Once he had disappeared from sight he instead set out East towards Peterborough, where he had lived as a boy. He found more life across the towns of the midlands, if you could call it that.


Disease spread and before long it was rife. Sewerage piled up in the snow dusted streets and long wheezing breaths came echoing from the ramshackle remains of houses. “Is this it?” he muttered to himself as he finally entered the remains of Peterborough. The energy he had expended in making the trip and cost him dearly and he had almost exhausted his supplies.


The stones of the cathedral blocked the road in front of him. He could see the light cast by a fire in the distance, a sight he had not seen for days. It had surely been a month since he had seen a child.


He approached the fires and found an old priest, dressed in rags but still wearing his dog collar, trying to round up support to dispose of the corpses that littered the streets. The majority of the survivors looked at him with disinterest and then turned away. Kiefs approached him.

“Do you need help Father?” he asked, his voice hoarse and weak from its prolonged silence. The Priest’s eyes began to fill with tears in sheer gratitude.


 “My son! This way.” The Priest led him towards the flames and Kiefs recognised the rank smell of burning flesh. There was a pile of bodies stacked up next to the fire, Kiefs supposed there must be at least fifty. Over the next few hours the pair of them, both with cloths tied over their mouths and noses began throwing the diseased corpses on the fire. It was not that Kiefs particularly cared about the Priest’s aims to dispose of them; he had after all already decided that he would carry on walking down through Cambridge and back towards London. It was just that someone wanted to do something; do what they thought was right. After the pile of bodies was ablaze he bade the Priest farewell and continued his purposeless voyage.


In a nightmare soon after the collapse of mankind his subconscious had planted the idea of cannibalism. It terrified him. Yet as the weeks wore on he realised that no one would take such a measure to survive.

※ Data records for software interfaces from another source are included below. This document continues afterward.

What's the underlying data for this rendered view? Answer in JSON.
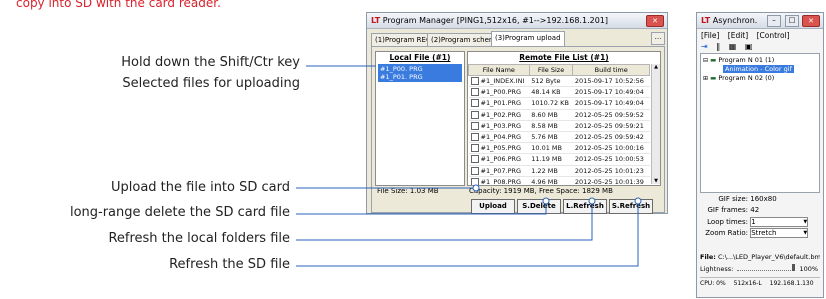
{
  "caption": "copy into SD with the card reader.",
  "callouts": {
    "shift": "Hold down the Shift/Ctr key",
    "selected": "Selected files for uploading",
    "upload": "Upload the file into SD card",
    "delete": "long-range delete the SD card file",
    "refresh_local": "Refresh the local folders file",
    "refresh_sd": "Refresh the SD file"
  },
  "program_manager": {
    "title_prefix": "LT",
    "title": "Program Manager  [PING1,512x16,  #1-->192.168.1.201]",
    "tabs": [
      "(1)Program REC",
      "(2)Program scheme",
      "(3)Program upload"
    ],
    "ellipsis": "...",
    "local": {
      "header": "Local File (#1)",
      "files": [
        "#1_P00. PRG",
        "#1_P01. PRG"
      ],
      "file_size": "File Size: 1.03 MB"
    },
    "remote": {
      "header": "Remote File List (#1)",
      "columns": [
        "File Name",
        "File Size",
        "Build time"
      ],
      "rows": [
        [
          "#1_INDEX.INI",
          "512 Byte",
          "2015-09-17 10:52:56"
        ],
        [
          "#1_P00.PRG",
          "48.14 KB",
          "2015-09-17 10:49:04"
        ],
        [
          "#1_P01.PRG",
          "1010.72 KB",
          "2015-09-17 10:49:04"
        ],
        [
          "#1_P02.PRG",
          "8.60 MB",
          "2012-05-25 09:59:52"
        ],
        [
          "#1_P03.PRG",
          "8.58 MB",
          "2012-05-25 09:59:21"
        ],
        [
          "#1_P04.PRG",
          "5.76 MB",
          "2012-05-25 09:59:42"
        ],
        [
          "#1_P05.PRG",
          "10.01 MB",
          "2012-05-25 10:00:16"
        ],
        [
          "#1_P06.PRG",
          "11.19 MB",
          "2012-05-25 10:00:53"
        ],
        [
          "#1_P07.PRG",
          "1.22 MB",
          "2012-05-25 10:01:23"
        ],
        [
          "#1_P08.PRG",
          "4.96 MB",
          "2012-05-25 10:01:39"
        ],
        [
          "#1_P09.PRG",
          "4.56 MB",
          "2012-05-25 10:01:58"
        ]
      ],
      "capacity": "Capacity: 1919 MB,  Free Space: 1829 MB"
    },
    "buttons": {
      "upload": "Upload",
      "delete": "S.Delete",
      "refresh_local": "L.Refresh",
      "refresh_sd": "S.Refresh"
    }
  },
  "async_window": {
    "title_prefix": "LT",
    "title": "Asynchron.",
    "menu": [
      "[File]",
      "[Edit]",
      "[Control]"
    ],
    "tree": {
      "program1": "Program N 01 (1)",
      "animation": "Animation - Color gif",
      "program2": "Program N 02 (0)"
    },
    "props": {
      "gif_size_label": "GIF size:",
      "gif_size_value": "160x80",
      "gif_frames_label": "GIF frames:",
      "gif_frames_value": "42",
      "loop_label": "Loop times:",
      "loop_value": "1",
      "zoom_label": "Zoom Ratio:",
      "zoom_value": "Stretch"
    },
    "file_label": "File:",
    "file_path": "C:\\...\\LED_Player_V6\\default.bmn",
    "lightness_label": "Lightness:",
    "lightness_value": "100%",
    "status": [
      "CPU: 0%",
      "512x16-L",
      "192.168.1.130"
    ]
  },
  "colors": {
    "caption": "#d8222b",
    "selection": "#3a7be0",
    "callout_line": "#2a62b8"
  }
}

The truth was that survival wasn’t worth it. Surely it wasn’t merely the human race that was dying, it was the whole of the Earth.

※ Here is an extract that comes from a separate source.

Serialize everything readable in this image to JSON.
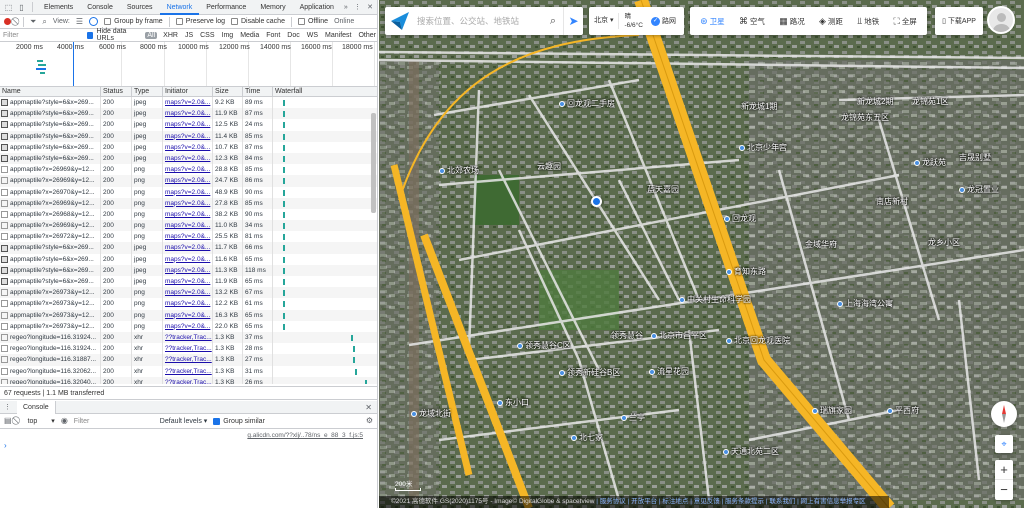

The exertion and contact with the bodies in Peterborough had weakened him and he had developed a dreadful rasping cough. Eventually he conceded to it, stopped his journey and lay in a field staring up into the murk. He slipped into a fragile sleep and was awoken by a particularly painful cough which produced a small amount of clotted blood that began to trace down his chin. It was lighter and he could even see a small hole developing in the fog, opening a window onto the night sky behind. He thought he saw something move far above him. Maybe a bird or a bat. Maybe some wildlife had survived all of this. The though comforted him.


As quickly as the window had opened, it closed again, restoring the oppressive dark without depth or dimension. He fell back into his uneasy slumber. “We just wanted to learn!” he screamed suddenly, emerging from his nightmare. The shriek made a hollow, dead sound in the bleak emptiness, disappearing into the void.

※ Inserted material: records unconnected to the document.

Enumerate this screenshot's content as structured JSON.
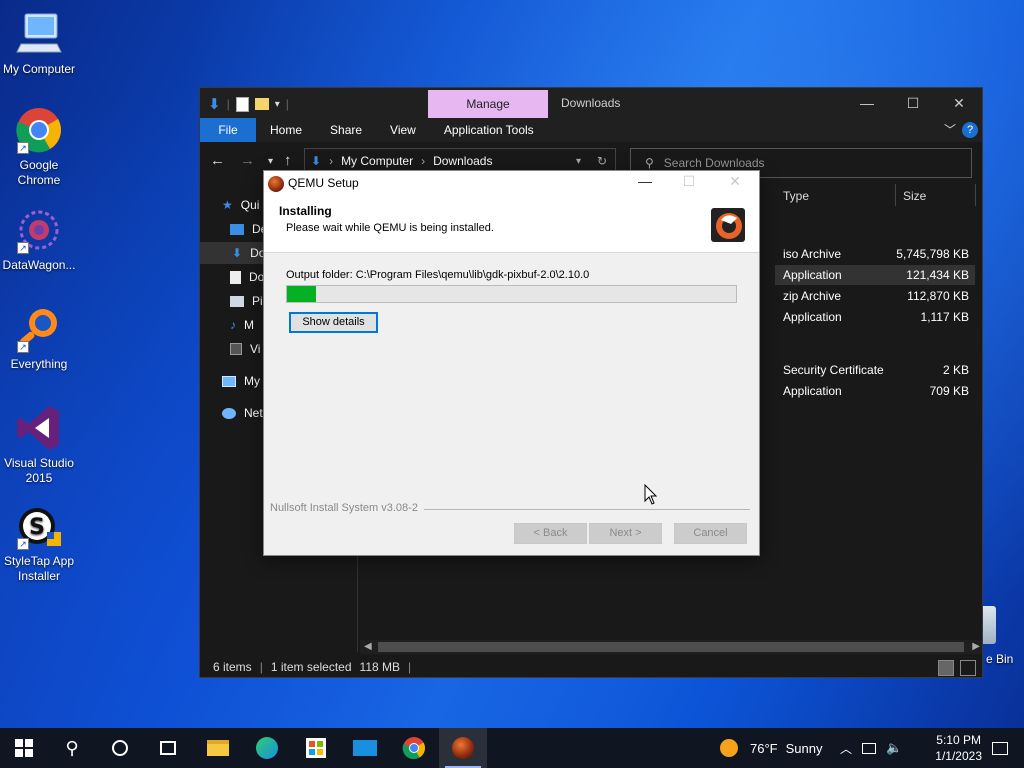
{
  "desktop": {
    "icons": [
      {
        "label": "My Computer"
      },
      {
        "label": "Google\nChrome"
      },
      {
        "label": "DataWagon..."
      },
      {
        "label": "Everything"
      },
      {
        "label": "Visual Studio\n2015"
      },
      {
        "label": "StyleTap App\nInstaller"
      }
    ],
    "recycle_bin_label": "e Bin"
  },
  "explorer": {
    "manage_tab": "Manage",
    "title": "Downloads",
    "ribbon": {
      "file": "File",
      "tabs": [
        "Home",
        "Share",
        "View",
        "Application Tools"
      ]
    },
    "address": {
      "root": "My Computer",
      "folder": "Downloads"
    },
    "search_placeholder": "Search Downloads",
    "nav_items": [
      "Qui",
      "De",
      "Do",
      "Do",
      "Pi",
      "M",
      "Vi",
      "My",
      "Net"
    ],
    "columns": {
      "type": "Type",
      "size": "Size"
    },
    "rows": [
      {
        "type": "iso Archive",
        "size": "5,745,798 KB",
        "selected": false
      },
      {
        "type": "Application",
        "size": "121,434 KB",
        "selected": true
      },
      {
        "type": "zip Archive",
        "size": "112,870 KB",
        "selected": false
      },
      {
        "type": "Application",
        "size": "1,117 KB",
        "selected": false
      },
      {
        "type": "Security Certificate",
        "size": "2 KB",
        "selected": false
      },
      {
        "type": "Application",
        "size": "709 KB",
        "selected": false
      }
    ],
    "status": {
      "items": "6 items",
      "selected": "1 item selected",
      "size": "118 MB"
    }
  },
  "installer": {
    "title": "QEMU Setup",
    "heading": "Installing",
    "subheading": "Please wait while QEMU is being installed.",
    "output_folder": "Output folder: C:\\Program Files\\qemu\\lib\\gdk-pixbuf-2.0\\2.10.0",
    "progress_fraction": 0.065,
    "show_details": "Show details",
    "branding": "Nullsoft Install System v3.08-2",
    "back": "< Back",
    "next": "Next >",
    "cancel": "Cancel"
  },
  "taskbar": {
    "weather": {
      "temp": "76°F",
      "condition": "Sunny"
    },
    "time": "5:10 PM",
    "date": "1/1/2023"
  },
  "colors": {
    "accent": "#0078d7",
    "progress": "#06b025",
    "manage_tab": "#e6b7f0"
  }
}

He sat up and looked about, his face etched with the carvings of paranoia. He was not alone. Without further warning he bent double with pain as he felt the invasion into his mind for the first time since leaving headquarters that night.


“I didn’t want to teach you anything Richard,” replied the rush of static within his skull.


Kiefs rolled over, and it felt like his head was splitting with pain and his lungs were shrinking. With a great effort he twisted onto his back and saw it for one last time. The fog cleared and revealed the starry night sky fading into that same blue, grey smudge of colour looking back at him.